- The Napster debate managed to cross over into an online US presidential debate on Tuesday, when four candidates responded to a question posted to the "rolling cyber debate" on the political Web site Web White & Blue.
Neither Al Gore nor George W. Bush gave a clear-cut answer to the question posted to the site, which was: "In light of the recent Napster case, what are your views on Internet file-sharing and the protection of intellectual property online? Where would your administration draw the line regarding freedom to access content versus copyright infringement?"
The Internet-based music file sharing service, Napster Inc. and the Recording Industry Association of America (RIAA) have been engaged in an ongoing legal battle over copyright infringement and began oral arguments on Oct. 2 before the U.S. Court of Appeals for the Ninth Circuit in San Francisco.
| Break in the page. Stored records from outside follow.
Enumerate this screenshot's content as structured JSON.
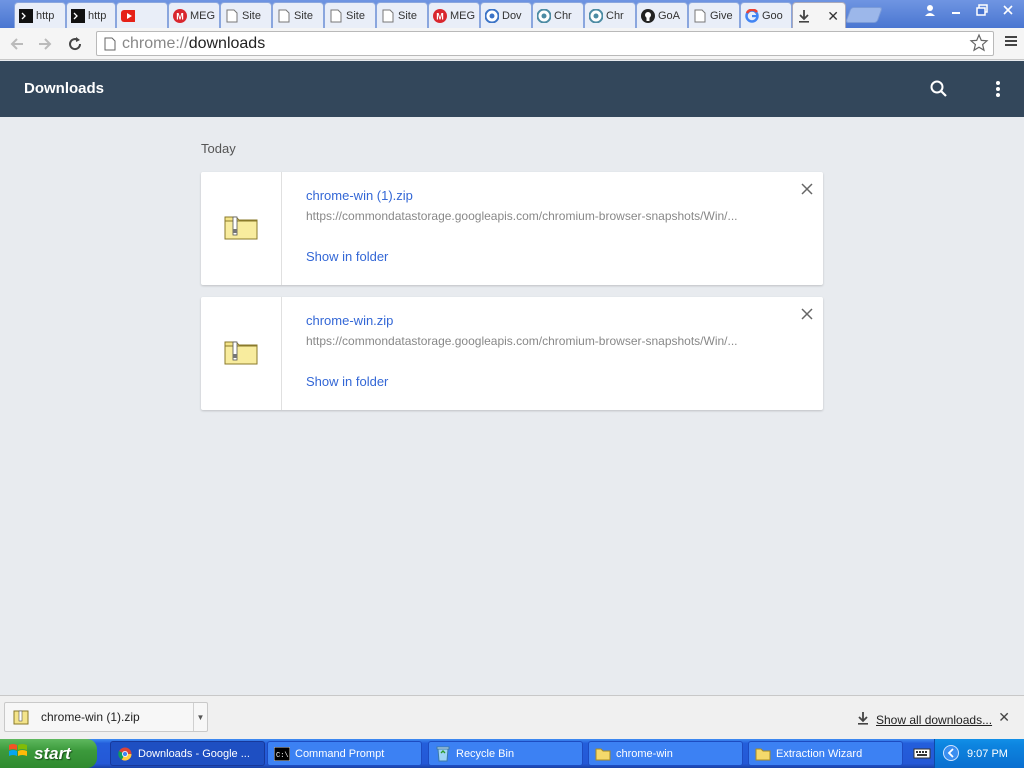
{
  "tabs": [
    {
      "label": "http",
      "icon": "terminal-icon"
    },
    {
      "label": "http",
      "icon": "terminal-icon"
    },
    {
      "label": "",
      "icon": "youtube-icon"
    },
    {
      "label": "MEG",
      "icon": "mega-icon"
    },
    {
      "label": "Site",
      "icon": "page-icon"
    },
    {
      "label": "Site",
      "icon": "page-icon"
    },
    {
      "label": "Site",
      "icon": "page-icon"
    },
    {
      "label": "Site",
      "icon": "page-icon"
    },
    {
      "label": "MEG",
      "icon": "mega-icon"
    },
    {
      "label": "Dov",
      "icon": "chrome-icon"
    },
    {
      "label": "Chr",
      "icon": "chromium-icon"
    },
    {
      "label": "Chr",
      "icon": "chromium-icon"
    },
    {
      "label": "GoA",
      "icon": "github-icon"
    },
    {
      "label": "Give",
      "icon": "page-icon"
    },
    {
      "label": "Goo",
      "icon": "google-icon"
    },
    {
      "label": "",
      "icon": "download-icon",
      "active": true
    }
  ],
  "omnibox": {
    "scheme": "chrome://",
    "host": "downloads"
  },
  "header": {
    "title": "Downloads"
  },
  "section": {
    "date_label": "Today"
  },
  "downloads": [
    {
      "file_name": "chrome-win (1).zip",
      "url": "https://commondatastorage.googleapis.com/chromium-browser-snapshots/Win/...",
      "action": "Show in folder"
    },
    {
      "file_name": "chrome-win.zip",
      "url": "https://commondatastorage.googleapis.com/chromium-browser-snapshots/Win/...",
      "action": "Show in folder"
    }
  ],
  "shelf": {
    "item_name": "chrome-win (1).zip",
    "show_all": "Show all downloads..."
  },
  "taskbar": {
    "start_label": "start",
    "buttons": [
      {
        "label": "Downloads - Google ...",
        "icon": "chrome-icon",
        "active": true
      },
      {
        "label": "Command Prompt",
        "icon": "cmd-icon"
      },
      {
        "label": "Recycle Bin",
        "icon": "recycle-bin-icon"
      },
      {
        "label": "chrome-win",
        "icon": "folder-icon"
      },
      {
        "label": "Extraction Wizard",
        "icon": "folder-icon"
      }
    ],
    "clock": "9:07 PM"
  },
  "colors": {
    "header_bg": "#33475b",
    "link_blue": "#3367d6",
    "page_bg": "#e8ebef",
    "taskbar_blue": "#245edb",
    "start_green": "#3c9a3c"
  }
}
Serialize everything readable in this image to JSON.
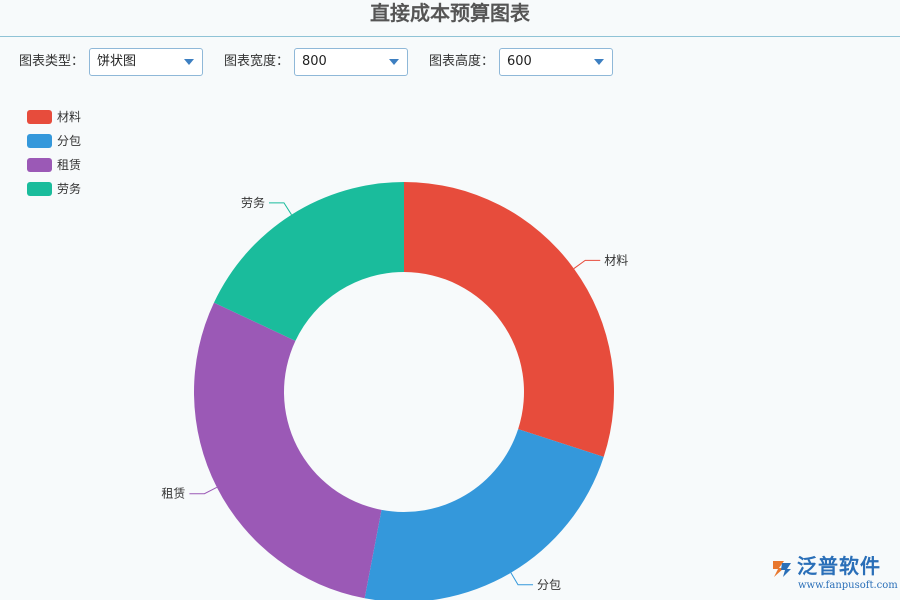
{
  "chart_data": {
    "type": "pie",
    "donut": true,
    "title": "直接成本预算图表",
    "categories": [
      "材料",
      "分包",
      "租赁",
      "劳务"
    ],
    "values": [
      30,
      23,
      29,
      18
    ],
    "colors": [
      "#e74c3c",
      "#3498db",
      "#9b59b6",
      "#1abc9c"
    ],
    "legend_position": "top-left"
  },
  "toolbar": {
    "chart_type_label": "图表类型：",
    "chart_type_value": "饼状图",
    "width_label": "图表宽度：",
    "width_value": "800",
    "height_label": "图表高度：",
    "height_value": "600"
  },
  "logo": {
    "name": "泛普软件",
    "url": "www.fanpusoft.com"
  }
}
Democratic Presidential candidate Gore compared the controversy surrounding Napster to the introduction of radio, which was seen at the time as a similar threat to songwriters. He called for a compromise between the two sides, that would allow "Napster-type technologies to flourish," but "not take away the artist's intellectual property."
Bush, the Republican candidate, wouldn't comment specifically on the Napster case because it was a pending legal matter, but merely made similar statements without mentioning the software by name. According to Bush, we must "find a way to apply our copyright laws to ensure that artists, writers and creators can earn a profit from their creation," while also "adapting to and utilising new technologies to deliver media to consumers."
Two lesser known candidates also answered the question, with John Hagelin, the candidate for the Natural Law Party, taking the most radical stance on the subject. "We believe that the entertainment industry should make an all-out effort to find new ways to utilise Napster and similar services on a 'pay per view' basis," he said, noting that sales of CDs have continued to rise even with the availability of Napster.
Howard Philips from the Constitution Party, started his argument by pointing out that the US Constitution does not grant the federal government authority in patents and copyrights. He did, however, state concerns over infringement and the right of private property in connection with Napster.
The ongoing cyber debate will continue until election day, Nov. 7, on the Web site. Web White and Blue is a nonpartisan consortium of 17 Web sites, including America Online Inc., Yahoo Inc., and Microsoft Corp.'s MSN.
Web White and Blue can be found online at http://www.webwhiteblue.org/.